It was eight days since I had last given a lecture on AIDS and on the same day I had spoke at Harvard, I had made my prepared
statement before the Committee on Energy and Commerce of the House of Representatives in reference to AIDS and condoms.
This was a prestigious venue and I covered practically everything that was known about AIDS and certainly repeated everything
I had ever said about AIDS. Anything new and different or any alteration and emphasis I wanted to make, was included. I spoke
more fully than I had previously on the search in 1984 that was narrowed down to something called the human retrovirus and
scientists at the National Cancer Institute were able to pinpoint a specific one, which they called "Human T-cell Lymphotrophic
Virus Type III", or simply "HTLV-III". It was also acknowledged for the first time that the work at the Pasteur
Institute had turned up the same information, but they called it "Lymphadenopathy-associated Virus", or "LAV".
I also noted that scientists then agreed to call it by the single common name of "Human Immunodeficiency Virus" or
"HIV". That was a change that stuck. It is worth noting that at the time that Robert Gallo was doing his work at the
National Cancer Institute, Luke Montagnier was doing his work at the Pasteur Institute. There was a lot of stuff in the scientific
journals and the lay press about who discovered what first, and who copied the other, if anybody did at all. The dust settled
with the scientific community giving both investigators essentially equal
credit for the discovery of HIV.
This is also the first time that I talked about anti-bodies to the virus and on the basis of such testing plus other epidemiological
studies stated that we believed that there were between a million and a million and a half American with the AIDS virus on
The public's impression at the time of this lecture was that AIDS was still an epidemic and the people at highest risk
were homosexuals and bisexual men and intravenous drug abusers. I pointed out that two out of every three cases still involved
such men even though they had, we knew, become more cautious about their sexual practices because of the fear of AIDS. But
I did stress the 4 per cent of AIDS cases that were in heterosexual men and women and indicated that this figure was rising
and predicted as I had in several previous lectures that the number of AIDS cases involving heterosexual persons would increase
by 1991 about twenty-fold.
The only new thing I added about sex education was that parents have trouble dealing with the physiology and biology of sex,
mainly because they themselves didn't get any of this information with they were kids.
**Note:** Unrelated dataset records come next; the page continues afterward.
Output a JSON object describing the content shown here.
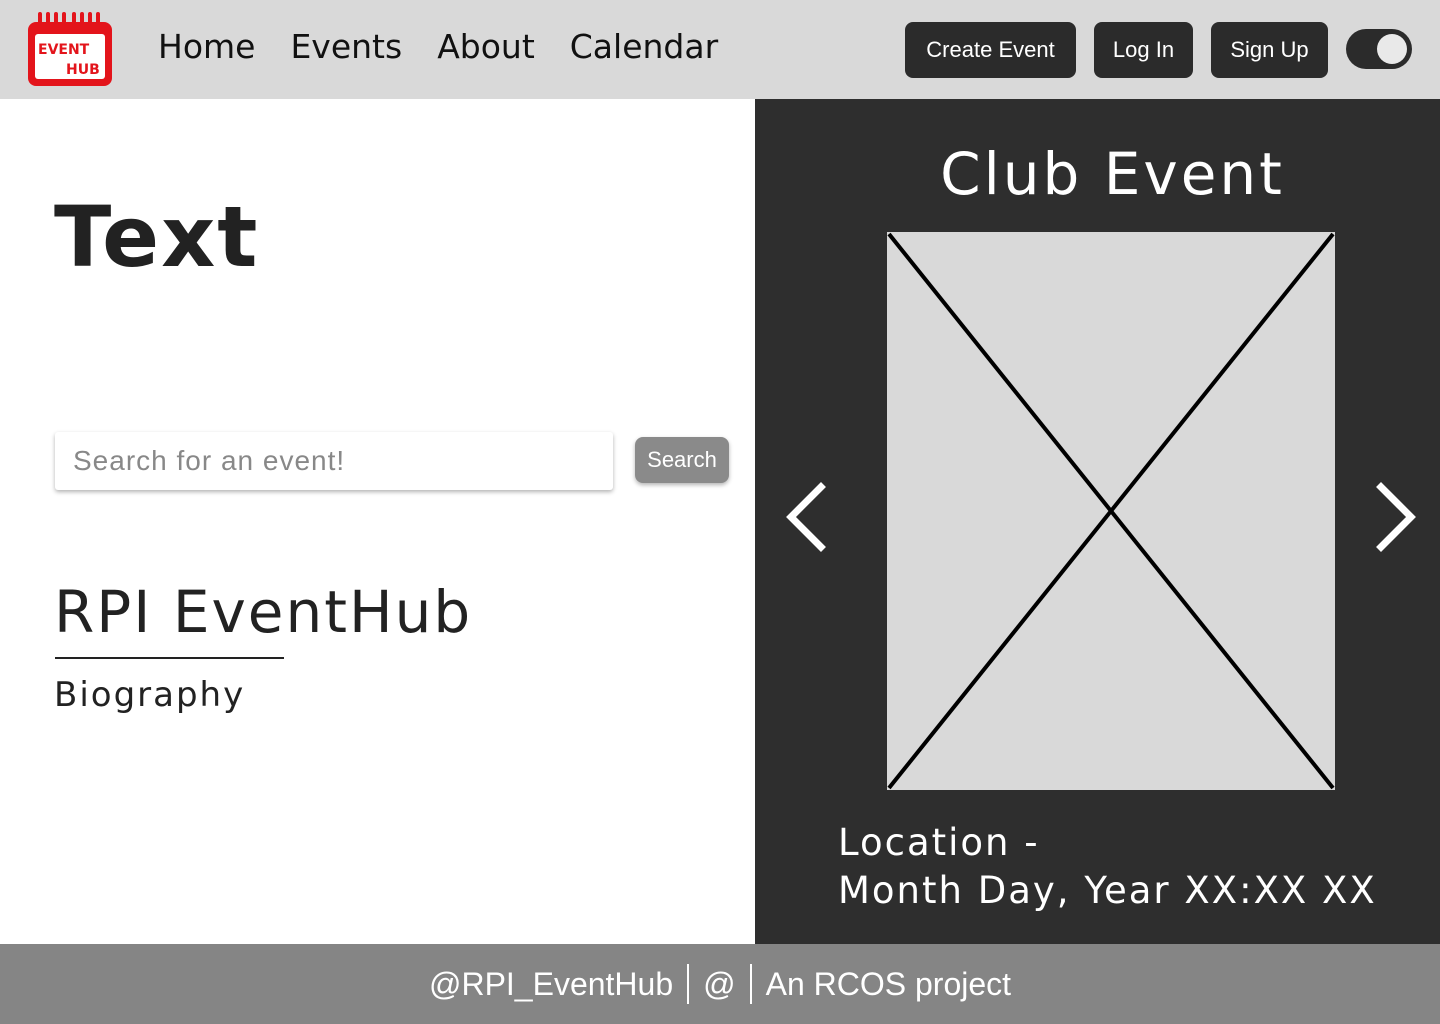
{
  "header": {
    "logo_text_top": "EVENT",
    "logo_text_bottom": "HUB",
    "nav": [
      "Home",
      "Events",
      "About",
      "Calendar"
    ],
    "create_event_label": "Create Event",
    "login_label": "Log In",
    "signup_label": "Sign Up",
    "theme_toggle_on": true
  },
  "hero": {
    "heading": "Text",
    "search_placeholder": "Search for an event!",
    "search_button_label": "Search",
    "org_title": "RPI EventHub",
    "bio_label": "Biography"
  },
  "carousel": {
    "event_title": "Club Event",
    "location_line": "Location -",
    "datetime_line": "Month Day, Year XX:XX XX"
  },
  "footer": {
    "handle": "@RPI_EventHub",
    "at_symbol": "@",
    "project": "An RCOS project"
  },
  "colors": {
    "header_bg": "#d9d9d9",
    "dark_panel": "#2e2e2e",
    "button_dark": "#2b2b2b",
    "logo_red": "#e3141b",
    "footer_bg": "#858585",
    "search_button_bg": "#8a8a8a"
  },
  "icons": [
    "calendar-logo-icon",
    "chevron-left-icon",
    "chevron-right-icon",
    "image-placeholder-icon"
  ]
}
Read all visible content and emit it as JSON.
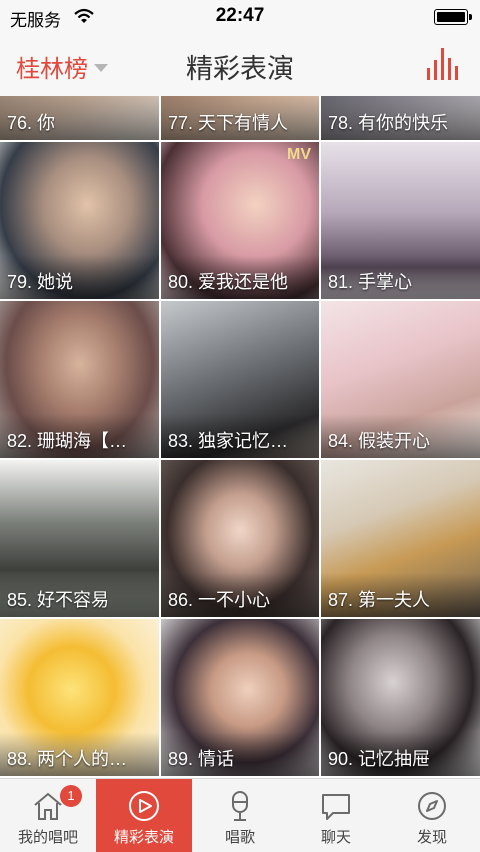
{
  "status_bar": {
    "carrier": "无服务",
    "time": "22:47"
  },
  "nav": {
    "city": "桂林榜",
    "title": "精彩表演"
  },
  "colors": {
    "accent": "#e0493c"
  },
  "tiles": [
    {
      "caption": "76. 你",
      "mv": ""
    },
    {
      "caption": "77. 天下有情人",
      "mv": ""
    },
    {
      "caption": "78. 有你的快乐",
      "mv": ""
    },
    {
      "caption": "79. 她说",
      "mv": ""
    },
    {
      "caption": "80. 爱我还是他",
      "mv": "MV"
    },
    {
      "caption": "81. 手掌心",
      "mv": ""
    },
    {
      "caption": "82. 珊瑚海【…",
      "mv": ""
    },
    {
      "caption": "83. 独家记忆…",
      "mv": ""
    },
    {
      "caption": "84. 假装开心",
      "mv": ""
    },
    {
      "caption": "85. 好不容易",
      "mv": ""
    },
    {
      "caption": "86. 一不小心",
      "mv": ""
    },
    {
      "caption": "87. 第一夫人",
      "mv": ""
    },
    {
      "caption": "88. 两个人的…",
      "mv": ""
    },
    {
      "caption": "89. 情话",
      "mv": ""
    },
    {
      "caption": "90. 记忆抽屉",
      "mv": ""
    }
  ],
  "tabs": [
    {
      "label": "我的唱吧",
      "icon": "home-icon",
      "badge": "1"
    },
    {
      "label": "精彩表演",
      "icon": "play-icon"
    },
    {
      "label": "唱歌",
      "icon": "microphone-icon"
    },
    {
      "label": "聊天",
      "icon": "chat-icon"
    },
    {
      "label": "发现",
      "icon": "discover-icon"
    }
  ]
}
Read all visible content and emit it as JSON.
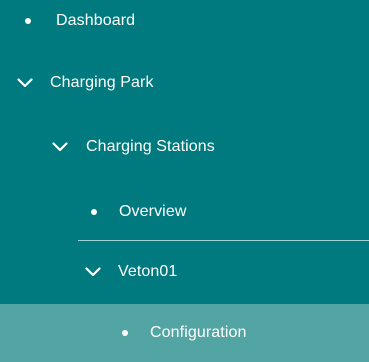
{
  "nav": {
    "items": [
      {
        "label": "Dashboard",
        "icon": "bullet-icon"
      },
      {
        "label": "Charging Park",
        "icon": "chevron-down-icon",
        "expanded": true
      },
      {
        "label": "Charging Stations",
        "icon": "chevron-down-icon",
        "expanded": true
      },
      {
        "label": "Overview",
        "icon": "bullet-icon"
      },
      {
        "label": "Veton01",
        "icon": "chevron-down-icon",
        "expanded": true
      },
      {
        "label": "Configuration",
        "icon": "bullet-icon",
        "active": true
      }
    ]
  },
  "colors": {
    "background": "#007a7e",
    "active_background": "#53a5a4",
    "divider": "#9fd3d3",
    "text": "#ffffff"
  }
}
Therefore, they feel inadequate.
The way this supposed fact was handled was to say, "To paraphrase the wine tasters basic comment: 'it's a good
excuse.. . but it's not a great excuse'".
Other than these few additions and variations in expression, this was what I had been teaching and preaching since I began
. . . but this was a great audience before which to say as much as could be said.
Alcohol and Drugs in decision-making
Antibodies to the AIDS virus
Developmental age vs. chronological age
Heterosexual transmission of AIDS
Homosexual and bisexual men
Limitations of government
Lymphadenopathy-associated virus (LAV)
Mortality from AIDS
Mutually faithful monogamy
Parents as sex educators
Pneumocystis carinii pneumonia
Sex and sensitive and affirmative human relationships
Statistics of the spread of AIDS
Surgeon General's Report on AIDS - how to procure one
The genesis of the Surgeon General's Report on AIDS
Virus of AIDS
Christian Life commission of the Southern Baptist Convention